Nominations closed yesterday for the general election. The full list of candidates will take a little while to become publicly known, but it’s safe to say a record number of people will be standing.
Here’s how the total number of candidates at general elections has changed over the past 50 years:
What sort of number can we expect this time?
The three major parties have said they expect to field candidates in all 632 seats in Great Britain, and the Tories are also standing in 16 of the 18 seats in Northern Ireland.
Ukip has said it hopes to stand in at least 620 seats, which is up from the 558 they contested in 2010. The Greens are aiming to fight 90-95% of the seats in England and Wales while the Scottish Greens are standing in 31 of the 59 constituencies in Scotland.
This all comes to a figure of around 3,100. Add in the Northern Ireland parties, the SNP, Plaid Cymru, Respect, the English Democrats, the BNP and hundreds of others, you’re looking at a figure that ought to easily exceed the 4,133 who stood in the 2010 general election.
Of that number, 3,272 were men and 861 (21%) were women. It’ll be interesting to see if that split has tilted in a more even direction this year.
The average number of candidates per constituency in 2010 was 6.3, compared to 5.5 in 2005. Again, it’ll be worth noting if that particular figure has grown this time.
Four of the smaller parties fielded more than 100 candidates in 2010: Ukip (558, up from 496 in 2005), the BNP (338, up from 119), the Greens (335, up from 183) and the English Democrats (104).
I suspect this group will have dropped to three this year, as I doubt the BNP will muster anywhere near the same numbers as last time.
One last note about the graph above. The number of candidates hasn’t always risen over time.
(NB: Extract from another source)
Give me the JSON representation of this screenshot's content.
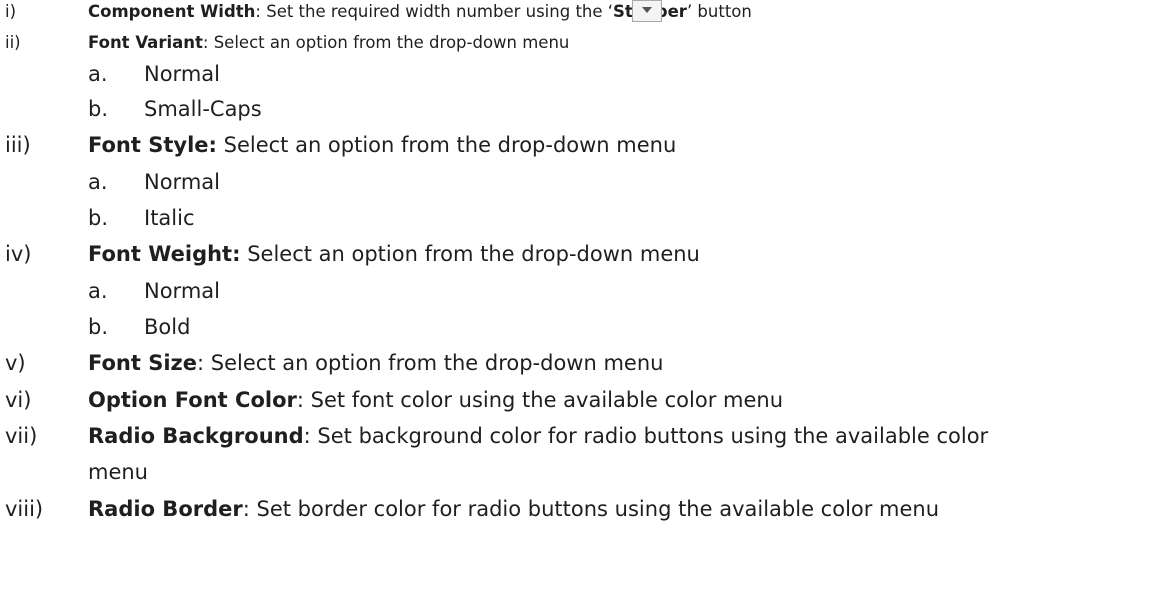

It’s fallen back twice in the past 50 years: once in 1987 and again in 2001. Even if the number this year tops 5,000, I wonder if we aren’t coming to the end of another cycle of growth, and that the number at the next general election but one could show a slight dip.